**WHAT YOU SHOULD DO:**
The records below must be output exactly, without pictures.

___ RECORDS PROVIDED ___

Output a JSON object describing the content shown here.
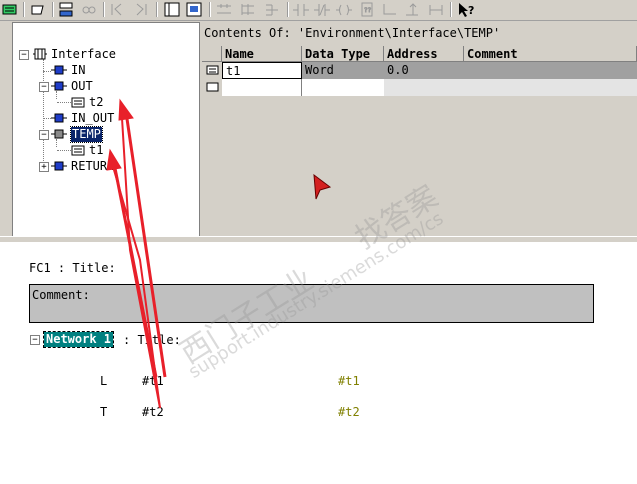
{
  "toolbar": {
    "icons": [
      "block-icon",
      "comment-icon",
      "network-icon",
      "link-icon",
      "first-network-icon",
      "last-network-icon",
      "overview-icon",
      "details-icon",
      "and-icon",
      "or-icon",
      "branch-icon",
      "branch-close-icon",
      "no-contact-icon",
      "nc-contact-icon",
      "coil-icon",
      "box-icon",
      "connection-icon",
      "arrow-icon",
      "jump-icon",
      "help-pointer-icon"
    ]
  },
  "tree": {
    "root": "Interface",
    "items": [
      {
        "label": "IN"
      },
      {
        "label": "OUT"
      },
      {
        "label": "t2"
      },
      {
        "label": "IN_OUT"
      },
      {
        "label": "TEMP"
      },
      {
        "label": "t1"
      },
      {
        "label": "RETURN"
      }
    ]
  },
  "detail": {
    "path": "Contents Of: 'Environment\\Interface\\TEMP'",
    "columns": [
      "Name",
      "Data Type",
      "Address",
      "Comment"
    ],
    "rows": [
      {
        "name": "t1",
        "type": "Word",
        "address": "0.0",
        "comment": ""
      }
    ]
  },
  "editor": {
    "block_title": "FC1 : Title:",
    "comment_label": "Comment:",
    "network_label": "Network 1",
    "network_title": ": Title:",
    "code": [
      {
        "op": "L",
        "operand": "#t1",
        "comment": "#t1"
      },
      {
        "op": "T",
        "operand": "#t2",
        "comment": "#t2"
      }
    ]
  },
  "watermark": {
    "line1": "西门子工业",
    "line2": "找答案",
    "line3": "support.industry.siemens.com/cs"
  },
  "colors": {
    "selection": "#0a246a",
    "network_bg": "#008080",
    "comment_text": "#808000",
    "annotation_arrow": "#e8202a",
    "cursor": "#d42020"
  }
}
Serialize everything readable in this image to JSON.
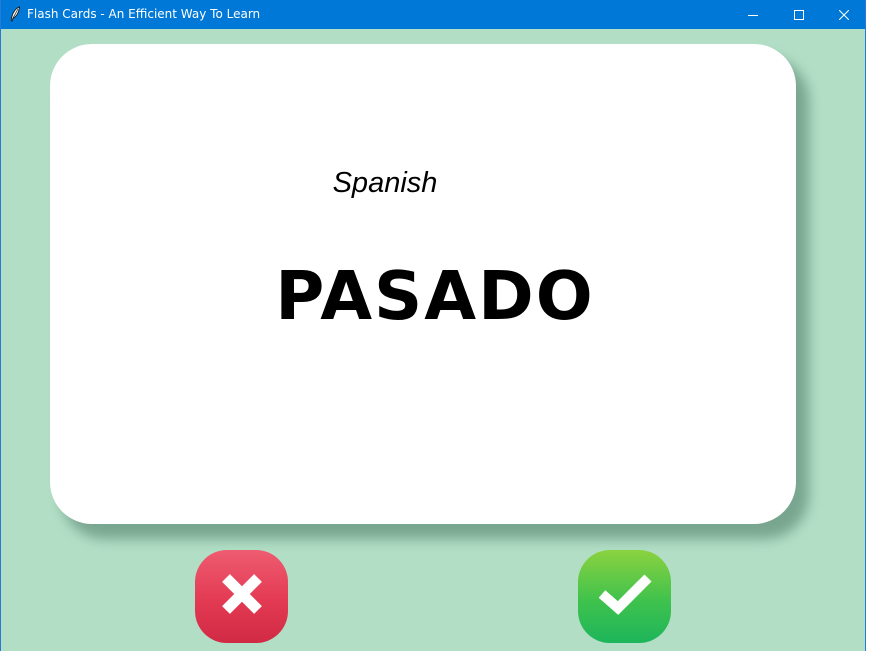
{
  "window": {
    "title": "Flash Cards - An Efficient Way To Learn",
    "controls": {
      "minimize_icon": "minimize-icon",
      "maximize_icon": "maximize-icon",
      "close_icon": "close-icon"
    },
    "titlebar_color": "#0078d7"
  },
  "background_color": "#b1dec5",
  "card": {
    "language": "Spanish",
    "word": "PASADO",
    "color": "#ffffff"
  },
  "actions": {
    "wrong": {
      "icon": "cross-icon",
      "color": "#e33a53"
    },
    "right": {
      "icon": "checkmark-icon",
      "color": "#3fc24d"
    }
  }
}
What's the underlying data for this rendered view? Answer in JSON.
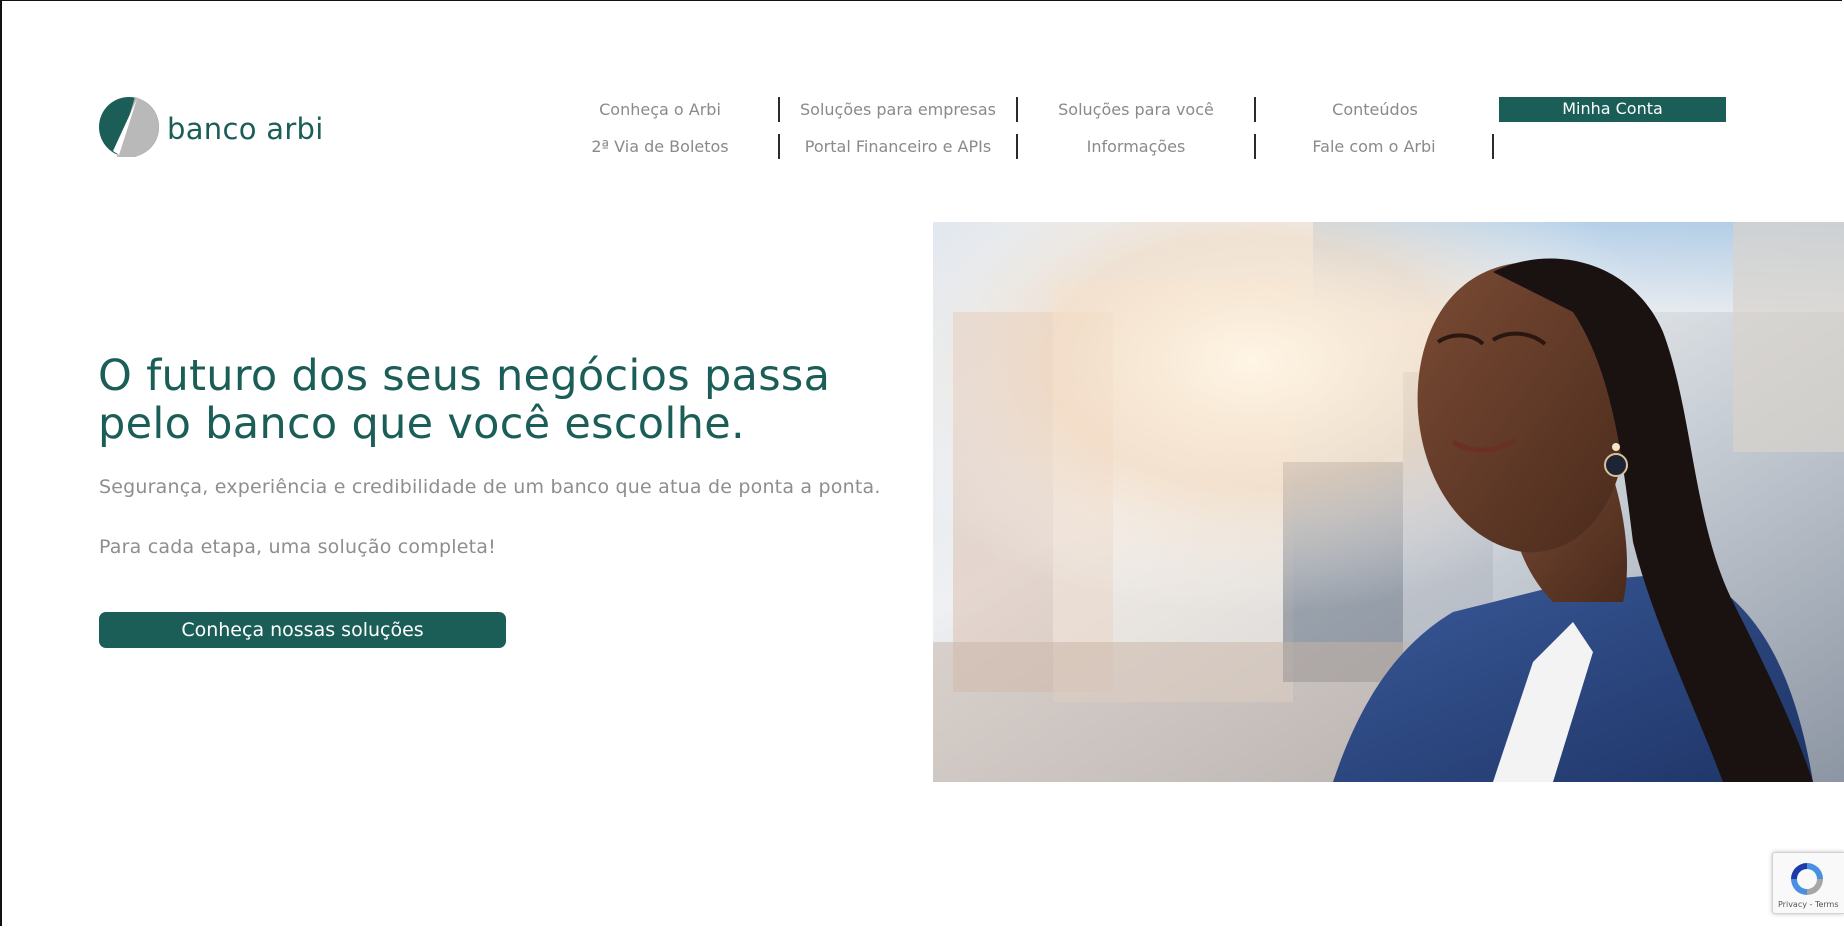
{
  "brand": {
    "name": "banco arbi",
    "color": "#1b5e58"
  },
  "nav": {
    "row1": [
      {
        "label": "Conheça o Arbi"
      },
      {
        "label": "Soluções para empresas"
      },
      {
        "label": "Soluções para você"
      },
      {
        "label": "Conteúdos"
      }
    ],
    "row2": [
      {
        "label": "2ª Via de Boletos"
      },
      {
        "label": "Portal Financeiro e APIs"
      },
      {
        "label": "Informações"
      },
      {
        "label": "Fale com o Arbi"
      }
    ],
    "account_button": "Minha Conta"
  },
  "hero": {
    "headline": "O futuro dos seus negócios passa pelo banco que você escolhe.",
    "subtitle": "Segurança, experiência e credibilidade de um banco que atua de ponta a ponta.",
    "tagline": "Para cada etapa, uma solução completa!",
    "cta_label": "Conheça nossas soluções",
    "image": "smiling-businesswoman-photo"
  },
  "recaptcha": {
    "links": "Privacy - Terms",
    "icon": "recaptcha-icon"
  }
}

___

**REPLY TO THE TASK:**
Output a JSON object describing the content shown here.
{
  "toolbar": {
    "icons": [
      "block-icon",
      "comment-icon",
      "network-icon",
      "link-icon",
      "first-network-icon",
      "last-network-icon",
      "overview-icon",
      "details-icon",
      "and-icon",
      "or-icon",
      "branch-icon",
      "branch-close-icon",
      "no-contact-icon",
      "nc-contact-icon",
      "coil-icon",
      "box-icon",
      "connection-icon",
      "arrow-icon",
      "jump-icon",
      "help-pointer-icon"
    ]
  },
  "tree": {
    "root": "Interface",
    "items": [
      {
        "label": "IN"
      },
      {
        "label": "OUT"
      },
      {
        "label": "t2"
      },
      {
        "label": "IN_OUT"
      },
      {
        "label": "TEMP"
      },
      {
        "label": "t1"
      },
      {
        "label": "RETURN"
      }
    ]
  },
  "detail": {
    "path": "Contents Of: 'Environment\\Interface\\TEMP'",
    "columns": [
      "Name",
      "Data Type",
      "Address",
      "Comment"
    ],
    "rows": [
      {
        "name": "t1",
        "type": "Word",
        "address": "0.0",
        "comment": ""
      }
    ]
  },
  "editor": {
    "block_title": "FC1 : Title:",
    "comment_label": "Comment:",
    "network_label": "Network 1",
    "network_title": ": Title:",
    "code": [
      {
        "op": "L",
        "operand": "#t1",
        "comment": "#t1"
      },
      {
        "op": "T",
        "operand": "#t2",
        "comment": "#t2"
      }
    ]
  },
  "watermark": {
    "line1": "西门子工业",
    "line2": "找答案",
    "line3": "support.industry.siemens.com/cs"
  },
  "colors": {
    "selection": "#0a246a",
    "network_bg": "#008080",
    "comment_text": "#808000",
    "annotation_arrow": "#e8202a",
    "cursor": "#d42020"
  }
}
Serialize everything readable in this image to JSON.
{
  "window": {
    "title": "Flash Cards - An Efficient Way To Learn",
    "controls": {
      "minimize_icon": "minimize-icon",
      "maximize_icon": "maximize-icon",
      "close_icon": "close-icon"
    },
    "titlebar_color": "#0078d7"
  },
  "background_color": "#b1dec5",
  "card": {
    "language": "Spanish",
    "word": "PASADO",
    "color": "#ffffff"
  },
  "actions": {
    "wrong": {
      "icon": "cross-icon",
      "color": "#e33a53"
    },
    "right": {
      "icon": "checkmark-icon",
      "color": "#3fc24d"
    }
  }
}
What's the underlying data for this rendered view? Answer in JSON.
{
  "brand": {
    "name": "banco arbi",
    "color": "#1b5e58"
  },
  "nav": {
    "row1": [
      {
        "label": "Conheça o Arbi"
      },
      {
        "label": "Soluções para empresas"
      },
      {
        "label": "Soluções para você"
      },
      {
        "label": "Conteúdos"
      }
    ],
    "row2": [
      {
        "label": "2ª Via de Boletos"
      },
      {
        "label": "Portal Financeiro e APIs"
      },
      {
        "label": "Informações"
      },
      {
        "label": "Fale com o Arbi"
      }
    ],
    "account_button": "Minha Conta"
  },
  "hero": {
    "headline": "O futuro dos seus negócios passa pelo banco que você escolhe.",
    "subtitle": "Segurança, experiência e credibilidade de um banco que atua de ponta a ponta.",
    "tagline": "Para cada etapa, uma solução completa!",
    "cta_label": "Conheça nossas soluções",
    "image": "smiling-businesswoman-photo"
  },
  "recaptcha": {
    "links": "Privacy - Terms",
    "icon": "recaptcha-icon"
  }
}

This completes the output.